He has been a regular invitee at leading UK literary festivals like Hay, Keswick, Dartington Hall, Salisbury and Wimbledon, invariably speaking to large audiences.
Desert Island Discs
Moore was the guest on BBC Radio 4's Desert Island Discs on 24 February 2012 where he was interviewed at length by Kirsty Young. His music choices were Wolfgang Amadeus Mozart — Queen of the Night; Ian Dury and The Blockheads — Hit Me with Your Rhythm Stick; Genesis — In the Cage; Samuel Barber — Adagio for Strings; Pink Floyd — Us and Them, The Dark Side of the Moon; The Stranglers — Always the Sun; Green Day — Jesus of Suburbia; Pietro Mascagni — The Intermezzo from Cavalleria Rusticana. His choice of book was Germinal by Émile Zola and his luxury choice was a spherical football.
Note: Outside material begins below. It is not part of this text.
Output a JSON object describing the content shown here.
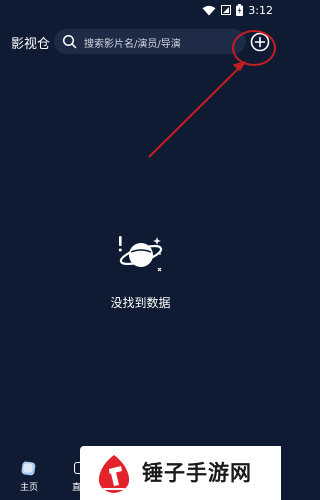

Moore's first marriage was to Penny and second marriage was to Lucy Thompson in 2000 in Kensington and Chelsea, London, by which he had a daughter, Imogen. Both those marriages ended in divorce. He is married to his third wife Belinda and has four daughters.
He is a supporter of, and season ticket holder at, Chelsea football club. In 2001 it was reported that he was a life-time Labour Party voter. He left the Party after the decision to go to war in Iraq in 2003 and is now non-affiliated.
In April 2017, he was admitted to St George's Hospital and was under intensive care after suffering a heart attack.